Located 40 miles North of the mouth of The Mississippi River in Louisiana, Fort Jackson was constructed between 1822 and 1831 – to provide defense to New Orleans. Star-shaped, it featured a Horn Work scheme with Courvances. Designed to hold up to 150 heavy caliber Coastal Guns (mostly 10 to 15-inch Columbiad Cannon), it was a formidable defensive structure. The Mississippi River fed a Wet/Dry Moat Defensive System (landward). As the river flooded marsh and swampland nearby, Fort Jackson was practically inaccessible from ground assault.
Designed to hold a Garrison of up to 500 men, Jackson normally operated with several hundred during most of it's service. Quickly occupied by Confederate Forces at the start of The American Civil War (in Louisiana) in 1861, the Rebels held Fort Jackson until early 1862. A Flotilla of Union Warships and Gunboats (under Admiral David Farragut), assaulted The Fort for 12 days. Confederate commanders refused to surrender. The garrisons soldiers “mutinied” against them (rather than face annihilation).

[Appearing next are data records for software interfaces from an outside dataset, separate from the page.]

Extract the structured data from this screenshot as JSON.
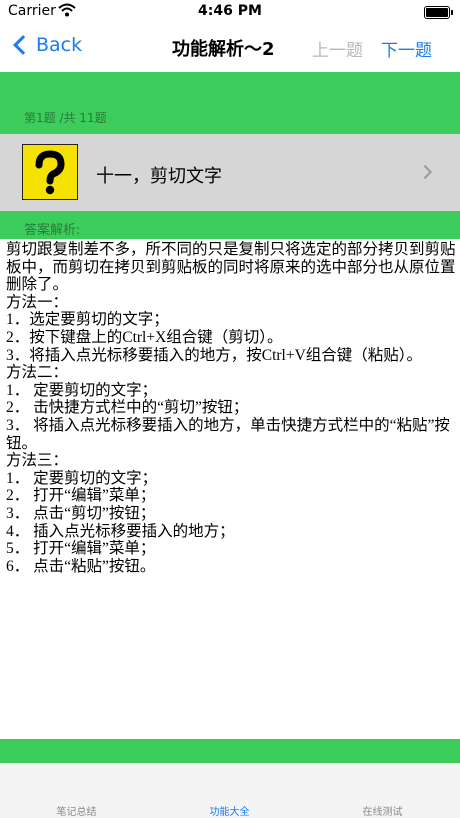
{
  "status_bar": {
    "carrier": "Carrier",
    "time": "4:46 PM",
    "wifi_icon": "wifi-icon",
    "battery_icon": "battery-icon"
  },
  "nav": {
    "back_label": "Back",
    "title": "功能解析～2",
    "prev_label": "上一题",
    "next_label": "下一题"
  },
  "question": {
    "counter": "第1题 /共 11题",
    "title": "十一，剪切文字",
    "icon": "question-mark-icon"
  },
  "answer": {
    "label": "答案解析:",
    "lines": [
      "剪切跟复制差不多，所不同的只是复制只将选定的部分拷贝到剪贴板中，而剪切在拷贝到剪贴板的同时将原来的选中部分也从原位置删除了。",
      "方法一：",
      "1．选定要剪切的文字；",
      "2．按下键盘上的Ctrl+X组合键（剪切）。",
      "3．将插入点光标移要插入的地方，按Ctrl+V组合键（粘贴）。",
      "方法二：",
      "1．  定要剪切的文字；",
      "2．  击快捷方式栏中的“剪切”按钮；",
      "3．  将插入点光标移要插入的地方，单击快捷方式栏中的“粘贴”按钮。",
      "方法三：",
      "1．  定要剪切的文字；",
      "2．  打开“编辑”菜单；",
      "3．  点击“剪切”按钮；",
      "4．  插入点光标移要插入的地方；",
      "5．  打开“编辑”菜单；",
      "6．  点击“粘贴”按钮。"
    ]
  },
  "tabs": [
    {
      "label": "笔记总结",
      "active": false
    },
    {
      "label": "功能大全",
      "active": true
    },
    {
      "label": "在线测试",
      "active": false
    }
  ],
  "colors": {
    "accent": "#1a7cf0",
    "green": "#3dcd5d",
    "row_gray": "#d6d6d6",
    "disabled": "#b8b8b8"
  }
}
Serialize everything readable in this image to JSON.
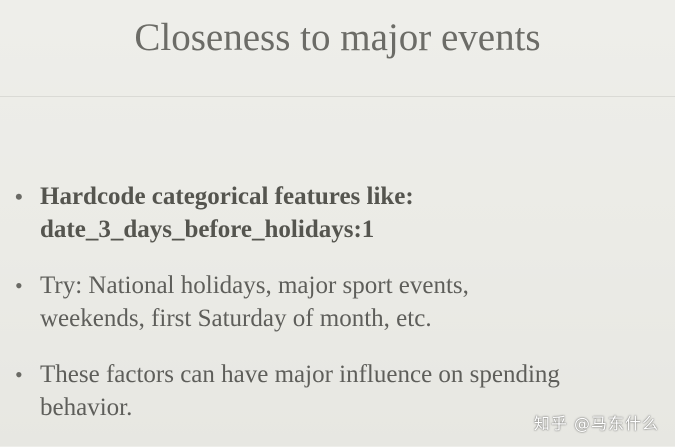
{
  "slide": {
    "title": "Closeness to major events",
    "bullets": [
      {
        "line1": "Hardcode categorical features like:",
        "line2": "date_3_days_before_holidays:1",
        "bold": true
      },
      {
        "line1": "Try: National holidays, major sport events,",
        "line2": "weekends, first Saturday of month, etc.",
        "bold": false
      },
      {
        "line1": "These factors can have major influence on spending",
        "line2": "behavior.",
        "bold": false
      }
    ],
    "bullet_glyph": "•"
  },
  "watermark": {
    "text": "知乎 @马东什么"
  },
  "colors": {
    "background": "#ebebe6",
    "title": "#6c6c67",
    "body_text": "#5e5e5a"
  }
}
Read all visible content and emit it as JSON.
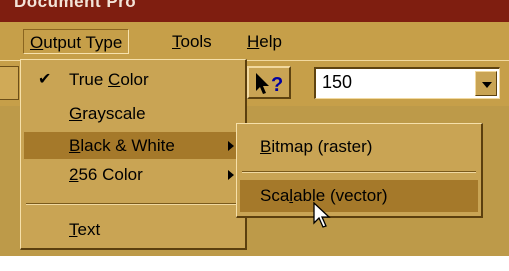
{
  "window": {
    "title": "Document Pro"
  },
  "menubar": [
    {
      "label_underline": "O",
      "label_rest": "utput Type",
      "open": true
    },
    {
      "label_underline": "T",
      "label_rest": "ools",
      "open": false
    },
    {
      "label_underline": "H",
      "label_rest": "elp",
      "open": false
    }
  ],
  "toolbar": {
    "help_button_icon": "whats-this-help-icon",
    "resolution_value": "150"
  },
  "output_type_menu": {
    "items": [
      {
        "pre": "True ",
        "u": "C",
        "post": "olor",
        "checked": true
      },
      {
        "pre": "",
        "u": "G",
        "post": "rayscale"
      },
      {
        "pre": "",
        "u": "B",
        "post": "lack & White",
        "submenu": true,
        "active": true
      },
      {
        "pre": "",
        "u": "2",
        "post": "56 Color",
        "submenu": true
      },
      {
        "pre": "",
        "u": "T",
        "post": "ext"
      }
    ]
  },
  "black_white_submenu": {
    "items": [
      {
        "pre": "",
        "u": "B",
        "post": "itmap (raster)"
      },
      {
        "pre": "Sca",
        "u": "l",
        "post": "able (vector)",
        "active": true
      }
    ]
  },
  "colors": {
    "menubar": "#c69f49",
    "highlight": "#a5792a",
    "titlebar": "#7f1e10"
  }
}
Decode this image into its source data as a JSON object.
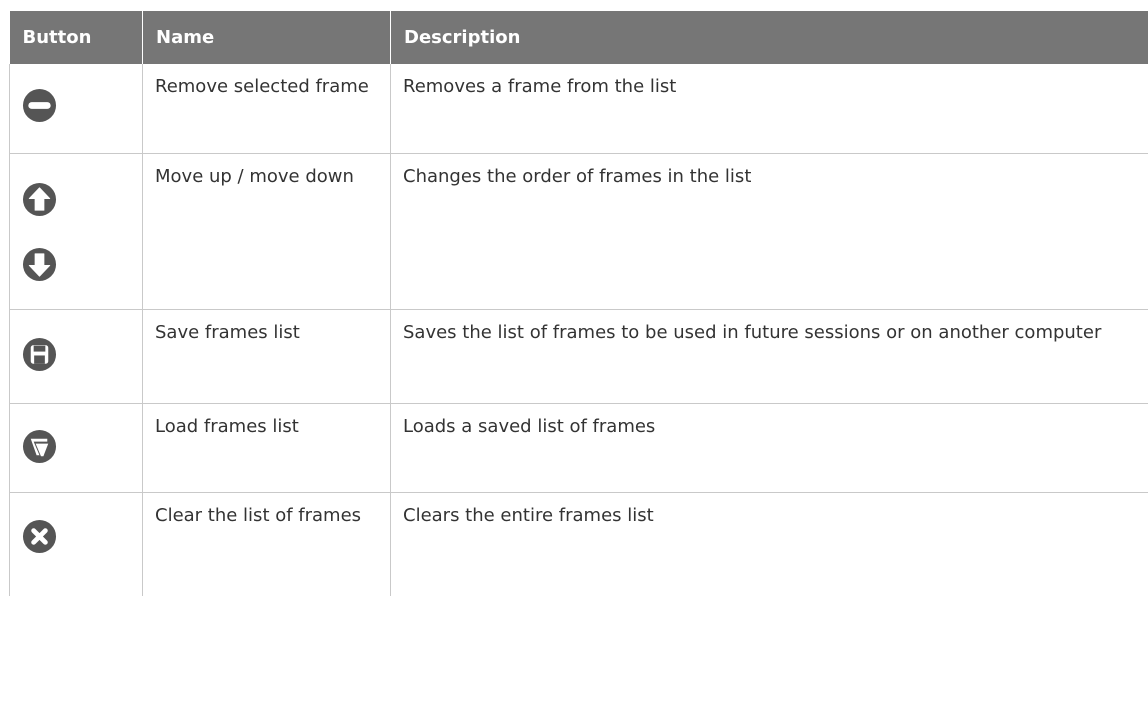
{
  "table": {
    "headers": {
      "button": "Button",
      "name": "Name",
      "description": "Description"
    },
    "rows": [
      {
        "icons": [
          "minus-circle-icon"
        ],
        "name": "Remove selected frame",
        "description": "Removes a frame from the list"
      },
      {
        "icons": [
          "arrow-up-circle-icon",
          "arrow-down-circle-icon"
        ],
        "name": "Move up / move down",
        "description": "Changes the order of frames in the list"
      },
      {
        "icons": [
          "floppy-disk-icon"
        ],
        "name": "Save frames list",
        "description": "Saves the list of frames to be used in future sessions or on another computer"
      },
      {
        "icons": [
          "folder-open-icon"
        ],
        "name": "Load frames list",
        "description": "Loads a saved list of frames"
      },
      {
        "icons": [
          "close-circle-icon"
        ],
        "name": "Clear the list of frames",
        "description": "Clears the entire frames list"
      }
    ]
  },
  "colors": {
    "header_bg": "#767676",
    "header_text": "#ffffff",
    "icon_fill": "#555555",
    "grid_line": "#c9c9c9",
    "body_text": "#333333"
  }
}
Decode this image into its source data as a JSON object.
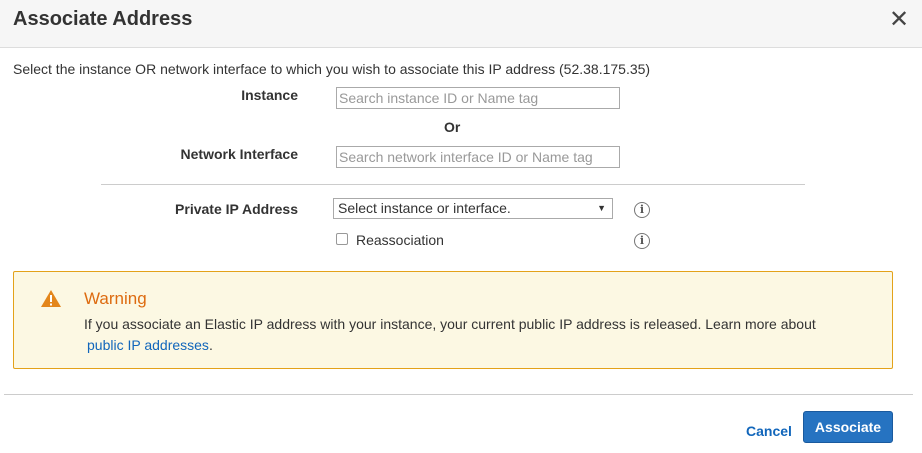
{
  "dialog": {
    "title": "Associate Address",
    "close_glyph": "✕"
  },
  "form": {
    "intro": "Select the instance OR network interface to which you wish to associate this IP address (52.38.175.35)",
    "instance_label": "Instance",
    "instance_placeholder": "Search instance ID or Name tag",
    "instance_value": "",
    "or_text": "Or",
    "network_interface_label": "Network Interface",
    "network_interface_placeholder": "Search network interface ID or Name tag",
    "network_interface_value": "",
    "private_ip_label": "Private IP Address",
    "private_ip_selected": "Select instance or interface.",
    "reassociation_label": "Reassociation",
    "reassociation_checked": false,
    "info_glyph": "i"
  },
  "warning": {
    "title": "Warning",
    "message": "If you associate an Elastic IP address with your instance, your current public IP address is released. Learn more about",
    "link_text": "public IP addresses",
    "after_link": ".",
    "color": "#dd6b10"
  },
  "footer": {
    "cancel_label": "Cancel",
    "associate_label": "Associate",
    "accent": "#2673c1"
  }
}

The Fort surrendered. Fort Jackson was retaken by Union Forces (who in turn used it for support of their troops, as well as a prison). Of note, famous European Champagne Magnet “Champagne Charlie” Charles Heidsieck was held for a year as prisoner on charges of spying for The Confederacy (a charge he denied). Fort Jackson continued being garrisoned by The US Army after the end of The War. The Fort was used as a training reservation during World War I. De-activated in the 1950s, it fell under control of The States of Louisiana (who turned it into a National Historic Park in 1960, after renovations). Due to high storm tides from Hurricanes Katrina and Rita (2005 and 2007), Fort Jackson has flooded and is danger of being lost. The State is attempting to repair The Fort.